# Exercise prompt
Select the lines of the records containing the word "this" and list them.

[Source records]
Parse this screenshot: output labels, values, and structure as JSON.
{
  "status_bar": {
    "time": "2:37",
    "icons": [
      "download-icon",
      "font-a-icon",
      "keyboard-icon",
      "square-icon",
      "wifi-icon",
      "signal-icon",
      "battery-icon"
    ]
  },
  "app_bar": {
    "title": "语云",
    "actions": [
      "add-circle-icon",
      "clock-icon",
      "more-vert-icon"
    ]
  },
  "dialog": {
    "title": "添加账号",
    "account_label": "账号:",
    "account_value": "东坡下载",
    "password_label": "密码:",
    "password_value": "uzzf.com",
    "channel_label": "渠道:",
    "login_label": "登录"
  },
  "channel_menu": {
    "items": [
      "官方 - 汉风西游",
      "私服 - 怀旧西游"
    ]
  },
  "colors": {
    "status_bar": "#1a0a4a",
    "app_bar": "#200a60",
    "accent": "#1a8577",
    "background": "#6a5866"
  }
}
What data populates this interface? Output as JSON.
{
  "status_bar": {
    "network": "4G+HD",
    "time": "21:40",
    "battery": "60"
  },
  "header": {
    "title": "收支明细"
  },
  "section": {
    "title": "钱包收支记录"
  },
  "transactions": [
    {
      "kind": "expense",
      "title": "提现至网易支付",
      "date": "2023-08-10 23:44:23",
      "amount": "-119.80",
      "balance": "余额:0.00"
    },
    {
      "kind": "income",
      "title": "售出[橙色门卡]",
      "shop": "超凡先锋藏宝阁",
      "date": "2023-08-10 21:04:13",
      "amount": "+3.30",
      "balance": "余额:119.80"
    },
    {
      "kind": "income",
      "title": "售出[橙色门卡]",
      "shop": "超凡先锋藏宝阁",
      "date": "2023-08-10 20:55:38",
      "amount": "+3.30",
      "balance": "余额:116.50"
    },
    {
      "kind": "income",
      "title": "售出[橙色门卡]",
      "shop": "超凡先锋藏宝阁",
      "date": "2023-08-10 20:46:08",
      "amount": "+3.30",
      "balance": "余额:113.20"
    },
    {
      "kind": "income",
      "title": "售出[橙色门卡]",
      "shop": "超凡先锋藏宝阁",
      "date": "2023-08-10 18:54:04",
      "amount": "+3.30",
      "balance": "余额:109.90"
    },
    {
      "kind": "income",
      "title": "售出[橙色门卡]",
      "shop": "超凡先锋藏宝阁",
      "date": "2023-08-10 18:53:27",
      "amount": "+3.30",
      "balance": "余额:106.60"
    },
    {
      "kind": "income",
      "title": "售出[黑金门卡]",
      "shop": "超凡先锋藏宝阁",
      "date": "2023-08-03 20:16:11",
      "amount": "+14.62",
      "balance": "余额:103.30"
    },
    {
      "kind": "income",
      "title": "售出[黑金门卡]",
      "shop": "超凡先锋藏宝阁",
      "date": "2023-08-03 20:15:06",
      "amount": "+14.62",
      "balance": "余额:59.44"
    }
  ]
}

# Result of the exercise
Parse this screenshot: output labels, values, and structure as JSON.
What data populates this interface? Output as JSON.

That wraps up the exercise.